In my last post, I mentioned that I don't think I have my own pension situation sorted, even though I've worked in the industry for over 20 years. In addition to the small amount of DB pension, I have around £80K in DC pots currently.
Having struggled financially after my divorce, pension wasn't my main priority. I paid in but like many, bills came first. Instead of focusing saving into either pension or savings accounts, I prioritised renovating my home. A rundown Victorian terrace in a rundown area of Birmingham was all I could afford, and it needed work – a lot of work.
Renovating the house worked out well for me, though probably that’s because of rising property values as much as anything else. I reckon I spent about £25k on the house, paid the same in a deposit and ended up with more than double my investment back when I sold up. I haven't bought another property so that's actual money I now hold.
I could drip feed it into my pension, but I have plans to invest instead. I'm working on the assumption that half of that investment will go towards my retirement. The other half will just be kept as savings.
Which brings me to about £130k in savings towards my pension.
Predicted pension savings will match my current shortfall
According to the '20 x' approach, that makes me £198,000 short. At the current rate I'm saving (20% in total), I'll have saved another c.£198,000 (an actual coincidence!) in contributions over the next 22 years, but I intend to increase that contribution rate in the new year.
Which kind of ties things up in a bow, or does it?
Not quite. I've made a ton of assumptions here, and you know what assuming did, don't you? For example, I've assumed;
- That I'm going to work full time for the next 22 years. My health isn't amazing but I'm also approaching menopause. Current research indicates that 1 in 12 women will leave work early due to their menopause symptoms. I don't have the figures but suspect a good proportion of working women may reduce their working hours because of their symptoms.

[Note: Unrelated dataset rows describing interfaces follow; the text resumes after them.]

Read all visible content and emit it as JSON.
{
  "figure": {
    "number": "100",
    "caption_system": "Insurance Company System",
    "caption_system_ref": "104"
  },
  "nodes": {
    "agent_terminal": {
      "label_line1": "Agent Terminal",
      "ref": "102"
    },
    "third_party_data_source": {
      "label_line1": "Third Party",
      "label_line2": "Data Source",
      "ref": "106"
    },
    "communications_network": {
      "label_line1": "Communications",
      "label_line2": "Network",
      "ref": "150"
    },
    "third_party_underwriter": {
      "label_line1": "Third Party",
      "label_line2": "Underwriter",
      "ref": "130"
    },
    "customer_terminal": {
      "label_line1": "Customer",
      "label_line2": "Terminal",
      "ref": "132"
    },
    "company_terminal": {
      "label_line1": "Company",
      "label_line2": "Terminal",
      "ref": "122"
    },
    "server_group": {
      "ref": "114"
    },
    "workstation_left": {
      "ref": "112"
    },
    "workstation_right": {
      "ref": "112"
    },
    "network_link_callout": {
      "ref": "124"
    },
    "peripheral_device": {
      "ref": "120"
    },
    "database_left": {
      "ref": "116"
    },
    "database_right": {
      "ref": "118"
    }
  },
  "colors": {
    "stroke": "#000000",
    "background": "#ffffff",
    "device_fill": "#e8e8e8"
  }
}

- I've assumed that I can continue saving at least 20% into my pension until I reach 67.
How does my approach compare to some of the tools available on the market?
- MoneyHelper has an easy-to-use retirement calculator, which largely agrees with my assumptions and expected outcome. The only real difference is that it assumed I should target 60% of my income, whereas I changed it to target 66%
- My last pension was with Aviva, and I like some of their online tools. It, too, wanted to assume I would only need 60% of my income, but it seemed to think I was on track to achieve the income I wanted to target, once adjusted.
- My current pension provider is Aegon and I find their Retiready tool harder to use. It won’t include the State Pension in my plan unless I set my retirement age to 68 (my SPA is 67 and 7 months), even then it uses an old value of the State Pension. Even at 68, the Retiready Goal planner believes I’m short on my goals, but I can’t see the assumptions used in its calculations so don’t quite understand the outcome.
- Scottish Widows’ calculator didn’t allow me to enter my DB pension values but used the PLSA’s Retirement Living Standards to set my goals (so aimed for £33K as a ‘comfortable’ level of income, being closest to my actual goal). If I manually add on the DB pensions, I appear on track to the retirement income I want.
- Standard Life’s pension calculator must project my income forward when it assumed I wanted 50% of that income, as it came up with a figure of just under £31K. According to their calculator, I’m almost £4.6K a year short.
- Hargreaves Lansdown’s pension calculator believes I’m about £2.2K a year short of my desired income at retirement.
I could just keep trying different provider’s pension calculators, but the point is they all tend to approach the same question in different ways.
It’s hard for normal people to figure out what the ‘right’ answer is, when the industry itself can’t agree how to get there!!
Your own planning is key
There really is no ‘right’ answer other than to create a plan based upon your own circumstances, commit to it but then review and refine it regularly as things change.
Your employer should have information about pension schemes and be able to advise you accordingly and there’s always lots of information online, especially at times such as Pensions Awareness Week and Pensions Awareness Day.
Good luck with your pension planning!